== PROBLEM TO WORK ON ==
Where a line in the records below includes "http", pull that line out.

== PROVIDED DATA ==
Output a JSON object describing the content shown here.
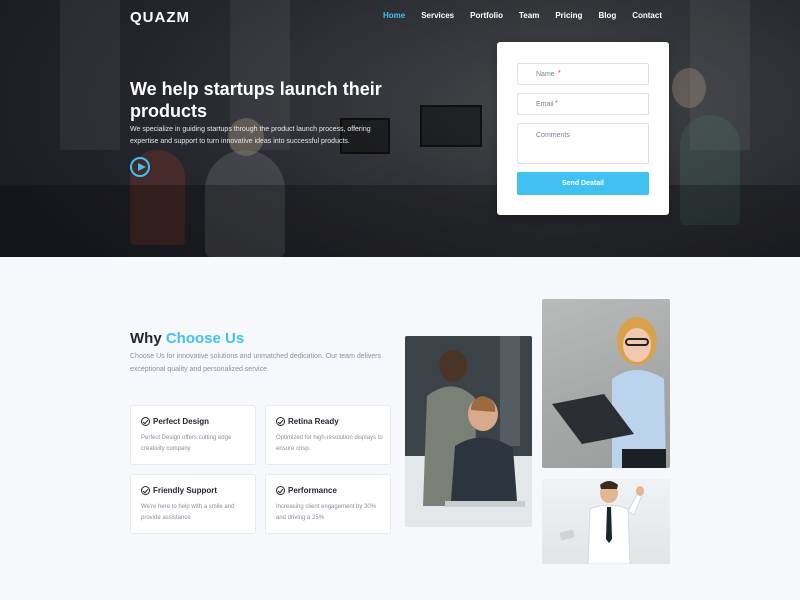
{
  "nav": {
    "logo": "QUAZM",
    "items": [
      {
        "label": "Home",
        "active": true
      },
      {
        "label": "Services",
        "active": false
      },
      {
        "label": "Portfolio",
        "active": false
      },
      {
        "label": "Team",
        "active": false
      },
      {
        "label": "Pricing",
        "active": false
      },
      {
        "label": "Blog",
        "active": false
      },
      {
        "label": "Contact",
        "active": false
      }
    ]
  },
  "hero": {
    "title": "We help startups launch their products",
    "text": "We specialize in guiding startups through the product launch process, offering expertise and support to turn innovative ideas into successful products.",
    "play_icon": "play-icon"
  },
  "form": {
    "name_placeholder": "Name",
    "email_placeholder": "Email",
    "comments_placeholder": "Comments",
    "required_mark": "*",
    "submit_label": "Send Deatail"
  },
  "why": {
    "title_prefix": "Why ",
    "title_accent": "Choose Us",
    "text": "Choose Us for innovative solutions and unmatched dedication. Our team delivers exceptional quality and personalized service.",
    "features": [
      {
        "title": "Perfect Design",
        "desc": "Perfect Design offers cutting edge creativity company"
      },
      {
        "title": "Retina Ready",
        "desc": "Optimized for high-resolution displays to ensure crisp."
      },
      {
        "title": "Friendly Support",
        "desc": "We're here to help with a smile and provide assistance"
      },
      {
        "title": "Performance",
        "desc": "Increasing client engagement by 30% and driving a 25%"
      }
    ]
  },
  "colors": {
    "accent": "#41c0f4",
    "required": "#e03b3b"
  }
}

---

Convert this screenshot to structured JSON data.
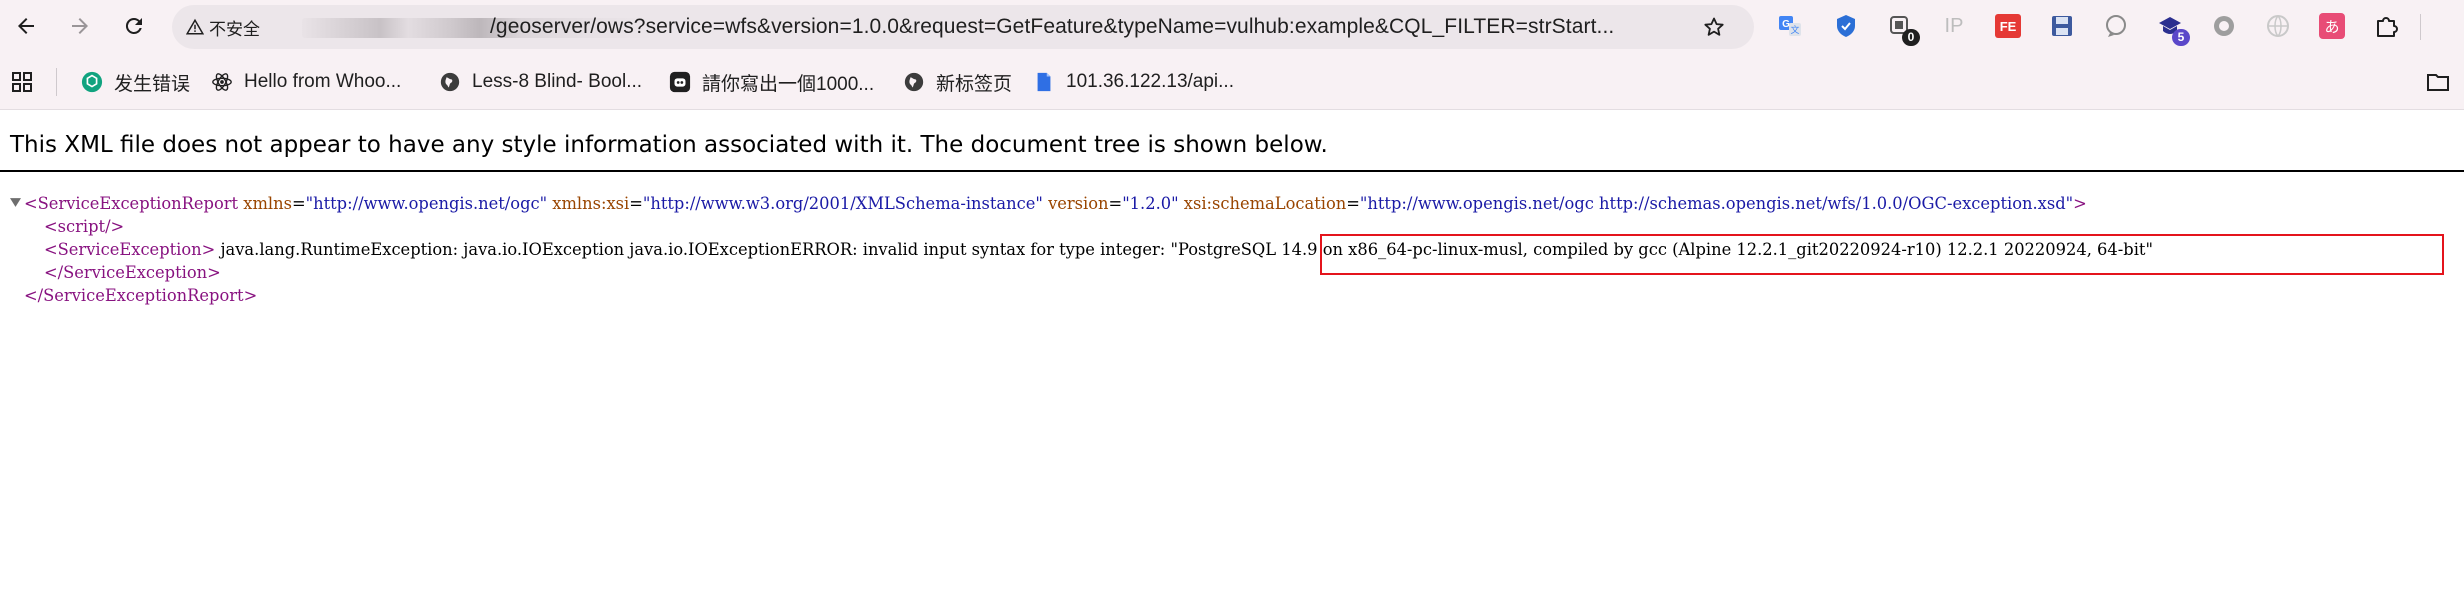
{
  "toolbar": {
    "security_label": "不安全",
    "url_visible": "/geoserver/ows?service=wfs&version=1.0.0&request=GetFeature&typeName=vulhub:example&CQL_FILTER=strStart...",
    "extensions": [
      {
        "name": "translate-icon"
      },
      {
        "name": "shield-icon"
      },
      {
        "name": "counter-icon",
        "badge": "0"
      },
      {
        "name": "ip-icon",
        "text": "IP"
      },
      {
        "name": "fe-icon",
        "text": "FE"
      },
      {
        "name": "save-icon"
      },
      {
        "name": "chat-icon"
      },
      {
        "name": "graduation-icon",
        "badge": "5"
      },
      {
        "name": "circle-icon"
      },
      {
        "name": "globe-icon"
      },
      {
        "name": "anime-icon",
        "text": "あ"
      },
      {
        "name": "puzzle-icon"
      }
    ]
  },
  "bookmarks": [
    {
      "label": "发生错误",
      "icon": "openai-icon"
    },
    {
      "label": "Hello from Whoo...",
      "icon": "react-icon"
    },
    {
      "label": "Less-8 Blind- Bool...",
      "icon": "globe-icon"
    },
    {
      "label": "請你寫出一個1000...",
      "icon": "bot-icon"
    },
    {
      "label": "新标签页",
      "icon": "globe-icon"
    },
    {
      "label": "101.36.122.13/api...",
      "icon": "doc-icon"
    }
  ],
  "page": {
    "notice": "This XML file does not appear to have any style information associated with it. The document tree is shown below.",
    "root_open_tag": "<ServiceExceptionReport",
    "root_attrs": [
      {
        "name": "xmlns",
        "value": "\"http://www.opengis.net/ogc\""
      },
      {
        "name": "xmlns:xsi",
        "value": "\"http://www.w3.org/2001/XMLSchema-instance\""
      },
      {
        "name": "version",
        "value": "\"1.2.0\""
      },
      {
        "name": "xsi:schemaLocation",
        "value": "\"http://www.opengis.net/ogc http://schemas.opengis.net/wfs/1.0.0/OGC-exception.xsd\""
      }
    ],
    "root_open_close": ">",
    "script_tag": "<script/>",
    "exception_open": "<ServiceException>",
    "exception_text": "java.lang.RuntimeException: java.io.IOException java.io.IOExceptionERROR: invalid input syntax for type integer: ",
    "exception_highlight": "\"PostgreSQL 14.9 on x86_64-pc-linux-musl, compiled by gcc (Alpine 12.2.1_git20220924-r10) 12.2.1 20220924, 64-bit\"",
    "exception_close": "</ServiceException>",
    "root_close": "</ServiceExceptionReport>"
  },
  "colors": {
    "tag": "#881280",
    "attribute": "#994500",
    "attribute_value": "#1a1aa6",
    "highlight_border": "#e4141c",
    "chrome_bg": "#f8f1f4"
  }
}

== WORKED SOLUTION ==
        "value": "\"http://www.opengis.net/ogc\""
        "value": "\"http://www.w3.org/2001/XMLSchema-instance\""
        "value": "\"http://www.opengis.net/ogc http://schemas.opengis.net/wfs/1.0.0/OGC-exception.xsd\""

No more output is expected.